As the title implies, Next Door is set in a realm divided by two dimensions. Where Earth has shaped a civilization built on technology, the parallel world Emrys is dominated by magic. Pushing for a peaceful coexistence, the two domains nurture alliance through the once-in-a-generation opening of a portal that permits a lottery winner to visit the parallel world. You play at Jun, a mask and crop-top wearing human who has the opportunity to go to Emrys. But woefully, your holiday goes awry when the portal closes before you can return home.
On the upside, you have a cast of friendly characters on hand to help assist you in journeying back to Earth. But the disturbing downside is that the magic-based environment of Emrys is steadily killing Jun. Escape entails visiting several shrines to collect special glyphs that can assist your efforts. However, monsters known as Grievances linger across each of these areas, ensuring that collecting these magical items won’t be easy.

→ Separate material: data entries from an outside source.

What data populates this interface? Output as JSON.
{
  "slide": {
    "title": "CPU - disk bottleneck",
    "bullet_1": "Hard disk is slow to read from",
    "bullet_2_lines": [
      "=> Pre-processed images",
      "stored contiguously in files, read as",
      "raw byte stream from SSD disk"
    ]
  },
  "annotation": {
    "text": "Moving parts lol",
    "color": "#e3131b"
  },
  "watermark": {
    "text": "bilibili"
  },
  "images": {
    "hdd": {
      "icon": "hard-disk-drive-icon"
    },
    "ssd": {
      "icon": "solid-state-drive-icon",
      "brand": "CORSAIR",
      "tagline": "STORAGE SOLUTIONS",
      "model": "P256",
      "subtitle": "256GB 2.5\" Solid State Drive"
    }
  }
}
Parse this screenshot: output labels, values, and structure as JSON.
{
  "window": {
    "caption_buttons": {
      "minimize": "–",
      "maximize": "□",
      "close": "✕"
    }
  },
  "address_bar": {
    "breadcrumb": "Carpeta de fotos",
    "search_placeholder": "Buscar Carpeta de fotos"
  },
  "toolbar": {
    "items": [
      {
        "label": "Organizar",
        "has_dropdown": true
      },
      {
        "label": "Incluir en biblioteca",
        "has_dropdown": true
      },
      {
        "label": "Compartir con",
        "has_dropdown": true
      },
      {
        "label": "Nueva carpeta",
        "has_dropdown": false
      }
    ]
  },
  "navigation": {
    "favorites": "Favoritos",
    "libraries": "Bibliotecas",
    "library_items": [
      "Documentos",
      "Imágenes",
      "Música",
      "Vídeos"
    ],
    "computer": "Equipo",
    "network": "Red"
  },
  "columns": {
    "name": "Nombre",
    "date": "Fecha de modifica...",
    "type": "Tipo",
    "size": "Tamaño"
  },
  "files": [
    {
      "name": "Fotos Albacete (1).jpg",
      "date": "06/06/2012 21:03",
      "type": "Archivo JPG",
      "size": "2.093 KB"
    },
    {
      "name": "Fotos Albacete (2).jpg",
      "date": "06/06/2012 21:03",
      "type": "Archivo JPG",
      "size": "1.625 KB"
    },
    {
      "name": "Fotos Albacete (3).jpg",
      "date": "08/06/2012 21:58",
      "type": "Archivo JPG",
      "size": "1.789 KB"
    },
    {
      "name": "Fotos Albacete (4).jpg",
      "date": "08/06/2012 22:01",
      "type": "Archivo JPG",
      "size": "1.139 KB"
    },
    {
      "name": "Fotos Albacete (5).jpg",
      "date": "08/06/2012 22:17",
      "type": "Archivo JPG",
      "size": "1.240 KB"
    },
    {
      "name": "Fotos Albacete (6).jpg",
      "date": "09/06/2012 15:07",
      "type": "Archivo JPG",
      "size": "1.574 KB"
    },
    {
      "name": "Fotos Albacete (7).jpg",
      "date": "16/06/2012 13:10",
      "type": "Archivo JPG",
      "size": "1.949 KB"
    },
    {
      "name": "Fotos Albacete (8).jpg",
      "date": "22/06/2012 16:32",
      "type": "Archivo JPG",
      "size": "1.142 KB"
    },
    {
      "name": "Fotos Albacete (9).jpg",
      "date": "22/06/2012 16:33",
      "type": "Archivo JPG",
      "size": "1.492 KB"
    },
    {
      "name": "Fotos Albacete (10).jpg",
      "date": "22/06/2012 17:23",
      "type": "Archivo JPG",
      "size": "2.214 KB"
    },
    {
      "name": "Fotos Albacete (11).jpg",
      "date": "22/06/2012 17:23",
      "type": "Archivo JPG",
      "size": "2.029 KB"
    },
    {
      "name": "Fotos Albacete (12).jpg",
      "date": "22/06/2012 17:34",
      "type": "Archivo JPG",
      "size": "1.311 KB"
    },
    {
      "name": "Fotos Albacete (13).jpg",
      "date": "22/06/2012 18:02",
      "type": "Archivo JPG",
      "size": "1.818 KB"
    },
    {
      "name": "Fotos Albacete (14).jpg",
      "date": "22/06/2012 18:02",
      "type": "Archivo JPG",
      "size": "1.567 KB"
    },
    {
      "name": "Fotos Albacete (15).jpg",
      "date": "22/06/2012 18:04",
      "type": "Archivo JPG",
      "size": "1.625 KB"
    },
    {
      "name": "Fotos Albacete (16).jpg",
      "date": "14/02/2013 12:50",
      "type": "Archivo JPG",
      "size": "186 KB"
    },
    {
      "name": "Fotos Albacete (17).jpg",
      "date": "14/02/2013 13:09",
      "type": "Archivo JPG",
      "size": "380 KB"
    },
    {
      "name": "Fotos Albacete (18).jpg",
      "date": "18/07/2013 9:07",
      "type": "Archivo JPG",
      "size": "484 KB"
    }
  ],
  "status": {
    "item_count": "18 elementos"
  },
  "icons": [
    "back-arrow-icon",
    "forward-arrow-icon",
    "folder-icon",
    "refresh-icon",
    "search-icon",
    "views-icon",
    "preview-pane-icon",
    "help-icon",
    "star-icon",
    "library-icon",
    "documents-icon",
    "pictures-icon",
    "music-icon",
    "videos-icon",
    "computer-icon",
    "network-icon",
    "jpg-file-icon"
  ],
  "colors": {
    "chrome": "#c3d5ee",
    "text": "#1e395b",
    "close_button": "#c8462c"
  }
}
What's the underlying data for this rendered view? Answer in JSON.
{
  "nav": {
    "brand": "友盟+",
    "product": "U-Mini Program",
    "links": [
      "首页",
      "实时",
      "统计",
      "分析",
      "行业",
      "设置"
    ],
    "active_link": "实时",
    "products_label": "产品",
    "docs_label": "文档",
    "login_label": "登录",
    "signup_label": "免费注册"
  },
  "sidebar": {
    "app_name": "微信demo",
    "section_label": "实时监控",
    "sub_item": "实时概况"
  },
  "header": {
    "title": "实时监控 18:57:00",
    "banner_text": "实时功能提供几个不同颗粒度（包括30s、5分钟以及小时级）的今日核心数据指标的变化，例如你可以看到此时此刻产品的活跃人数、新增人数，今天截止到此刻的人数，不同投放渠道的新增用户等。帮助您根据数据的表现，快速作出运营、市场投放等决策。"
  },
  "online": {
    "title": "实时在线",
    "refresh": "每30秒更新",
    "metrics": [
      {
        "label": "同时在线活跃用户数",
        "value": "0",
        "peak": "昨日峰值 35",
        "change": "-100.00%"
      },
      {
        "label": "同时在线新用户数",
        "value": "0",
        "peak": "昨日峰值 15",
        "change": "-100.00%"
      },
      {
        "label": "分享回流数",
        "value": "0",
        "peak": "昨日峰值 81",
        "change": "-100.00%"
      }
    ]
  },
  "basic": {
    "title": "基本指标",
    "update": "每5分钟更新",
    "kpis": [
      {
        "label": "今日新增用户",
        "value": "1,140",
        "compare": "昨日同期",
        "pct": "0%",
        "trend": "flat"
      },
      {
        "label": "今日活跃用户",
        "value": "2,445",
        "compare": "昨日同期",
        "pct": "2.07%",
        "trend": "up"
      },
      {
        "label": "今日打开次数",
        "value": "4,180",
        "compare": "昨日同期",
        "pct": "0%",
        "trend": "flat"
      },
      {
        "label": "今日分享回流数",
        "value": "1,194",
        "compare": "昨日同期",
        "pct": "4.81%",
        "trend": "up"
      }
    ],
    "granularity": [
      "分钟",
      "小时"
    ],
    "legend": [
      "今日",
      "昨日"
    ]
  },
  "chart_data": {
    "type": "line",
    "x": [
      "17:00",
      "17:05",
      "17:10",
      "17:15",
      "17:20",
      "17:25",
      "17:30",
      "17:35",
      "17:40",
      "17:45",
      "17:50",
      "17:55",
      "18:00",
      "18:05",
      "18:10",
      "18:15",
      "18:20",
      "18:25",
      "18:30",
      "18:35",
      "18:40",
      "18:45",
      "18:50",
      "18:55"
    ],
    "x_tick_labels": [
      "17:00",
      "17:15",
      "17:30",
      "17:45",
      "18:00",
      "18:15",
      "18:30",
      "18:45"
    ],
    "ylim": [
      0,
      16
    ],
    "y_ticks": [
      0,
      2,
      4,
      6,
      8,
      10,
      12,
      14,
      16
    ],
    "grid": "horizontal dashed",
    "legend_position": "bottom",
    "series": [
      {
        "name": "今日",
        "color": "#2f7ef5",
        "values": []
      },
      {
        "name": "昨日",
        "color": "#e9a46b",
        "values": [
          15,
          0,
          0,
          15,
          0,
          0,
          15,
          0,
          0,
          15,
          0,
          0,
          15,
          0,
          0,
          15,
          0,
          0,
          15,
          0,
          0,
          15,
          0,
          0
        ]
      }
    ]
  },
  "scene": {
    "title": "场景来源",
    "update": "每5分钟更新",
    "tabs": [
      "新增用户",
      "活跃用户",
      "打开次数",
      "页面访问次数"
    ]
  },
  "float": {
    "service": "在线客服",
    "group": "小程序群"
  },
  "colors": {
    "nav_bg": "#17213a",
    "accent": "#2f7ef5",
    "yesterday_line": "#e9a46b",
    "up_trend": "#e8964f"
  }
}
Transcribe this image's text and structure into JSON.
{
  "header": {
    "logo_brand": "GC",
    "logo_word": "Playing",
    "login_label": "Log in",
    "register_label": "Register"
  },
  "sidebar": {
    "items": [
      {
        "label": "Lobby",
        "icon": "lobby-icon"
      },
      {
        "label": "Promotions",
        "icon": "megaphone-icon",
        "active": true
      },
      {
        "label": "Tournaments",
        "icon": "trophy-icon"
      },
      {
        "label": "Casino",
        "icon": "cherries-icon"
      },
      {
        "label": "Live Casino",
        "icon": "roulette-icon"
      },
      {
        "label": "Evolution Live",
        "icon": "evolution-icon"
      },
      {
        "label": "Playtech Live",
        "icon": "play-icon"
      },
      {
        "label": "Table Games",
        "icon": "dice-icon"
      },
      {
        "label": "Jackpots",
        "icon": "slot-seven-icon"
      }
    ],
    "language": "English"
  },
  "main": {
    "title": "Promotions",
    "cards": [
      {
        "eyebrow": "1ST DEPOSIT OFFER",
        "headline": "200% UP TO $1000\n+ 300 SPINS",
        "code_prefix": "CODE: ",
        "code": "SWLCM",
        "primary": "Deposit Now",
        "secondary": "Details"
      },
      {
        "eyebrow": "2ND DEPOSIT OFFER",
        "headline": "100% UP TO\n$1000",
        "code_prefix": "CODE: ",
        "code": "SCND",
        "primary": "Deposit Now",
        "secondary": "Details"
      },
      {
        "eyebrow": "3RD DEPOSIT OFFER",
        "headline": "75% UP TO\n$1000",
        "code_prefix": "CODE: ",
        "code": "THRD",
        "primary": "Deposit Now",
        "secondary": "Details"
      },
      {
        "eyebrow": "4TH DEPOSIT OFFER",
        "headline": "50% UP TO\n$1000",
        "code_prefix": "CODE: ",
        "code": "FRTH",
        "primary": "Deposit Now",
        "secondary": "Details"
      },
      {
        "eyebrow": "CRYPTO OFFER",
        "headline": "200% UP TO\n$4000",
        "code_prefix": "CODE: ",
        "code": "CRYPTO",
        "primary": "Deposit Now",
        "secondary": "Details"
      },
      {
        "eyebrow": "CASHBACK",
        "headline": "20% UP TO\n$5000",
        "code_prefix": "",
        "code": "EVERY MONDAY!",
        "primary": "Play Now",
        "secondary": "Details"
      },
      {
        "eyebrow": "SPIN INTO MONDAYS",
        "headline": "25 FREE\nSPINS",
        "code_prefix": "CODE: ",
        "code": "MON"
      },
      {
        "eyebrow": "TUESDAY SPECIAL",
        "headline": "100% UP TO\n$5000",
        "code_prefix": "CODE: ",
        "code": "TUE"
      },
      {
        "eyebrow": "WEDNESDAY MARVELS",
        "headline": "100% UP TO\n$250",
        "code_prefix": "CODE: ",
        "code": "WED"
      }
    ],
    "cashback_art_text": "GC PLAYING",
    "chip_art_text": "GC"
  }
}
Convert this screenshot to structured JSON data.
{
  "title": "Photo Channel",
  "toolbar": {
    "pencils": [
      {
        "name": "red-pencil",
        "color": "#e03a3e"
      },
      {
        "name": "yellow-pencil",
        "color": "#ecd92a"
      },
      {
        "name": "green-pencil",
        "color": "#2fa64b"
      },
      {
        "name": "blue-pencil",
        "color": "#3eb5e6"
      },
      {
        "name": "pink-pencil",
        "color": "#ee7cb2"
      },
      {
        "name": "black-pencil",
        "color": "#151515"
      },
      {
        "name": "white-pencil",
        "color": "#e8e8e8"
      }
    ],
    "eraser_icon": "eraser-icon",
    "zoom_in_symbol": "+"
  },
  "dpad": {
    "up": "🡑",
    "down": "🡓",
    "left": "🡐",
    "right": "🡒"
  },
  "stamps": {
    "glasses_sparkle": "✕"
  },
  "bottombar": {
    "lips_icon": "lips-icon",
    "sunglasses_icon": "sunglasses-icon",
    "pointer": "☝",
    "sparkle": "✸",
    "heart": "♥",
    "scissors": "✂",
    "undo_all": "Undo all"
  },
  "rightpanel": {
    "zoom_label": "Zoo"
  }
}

Developer Rose City Games attempt to endow The World Next Door with a rich lore and eccentric cast. Unfortunately, the results are uneven. With muted colors and an abundance of stone, the handful of environments you’ll visit in Emrys offer muted tones feel certainty feel otherworldly. But all too often the conversations you’ll have with Emrys’ denizens are rooted in the routine. This is especially true when the title opts for a conversation of text messages like “yo, girl” and “whr you at?” on a cracked mobile phone interface. All too often, Next Door feels like you’re forced to overhear a conversation between middle schoolers on a morning commute. There are moments when the game reaches for sentiment, but by that time you’ll likely have stopped caring about most of the characters.
Periodically, you’ll be able to pick from different dialog selections when responding to characters. Selections won’t radically change the plotline, but they will generate different replies from people. In theory, there could have offered an opportunity to find out more about Next Door’s intriguing context. But the succulent, mundane replies mirror the type of answer you’d get from a student rather than the type of exposition from a skilled storyteller. For most of my time with The World Next Door, I longed for an omniscient narrator to replace the bits of information gleaned from conversation.
Fortunately, there’s redemption to be found in Next Door’s gameplay. Here, you character is able to walk around freely across grid of different symbols. Press the action button when you’re on a set of three or more of the same runes and you’ll summon a spell which flies at the Grievance. Depending on the symbol and color, you can activate different types of attacks and even regenerate a bit of health. And you’ll definitely need the latter. Grievances will stalk you on the grid, rousing spells of their own. If you permit them to come too close, they’ll strike with vicious melee attacks.
If you’re able to combine a set of four or more runes, special symbols appear. If you’re able to unite these, you’ll summon an ally that brings special skills to the fight. But other than this addition, don’t expect Next Door’s combat to change in any notable way. Largely, this feels like a missed opportunity. While there’s a multitude of sidequests to take on, there’s little incentive for competition. Ideally, you could have leveled up your arsenal of spells, learning new attacks, or experience some other RPG-like stat progression. Instead, there’s little reward for taking on these duties.
Certainly, there’s fun to be had in The World Next Door. Fighting Grievances offers a new twist on match-three formula that holds potential. But disappointingly, the game neglects to build on it, resulting in a largely unvarying five-hour experience. Still, there’s hope for a sequel.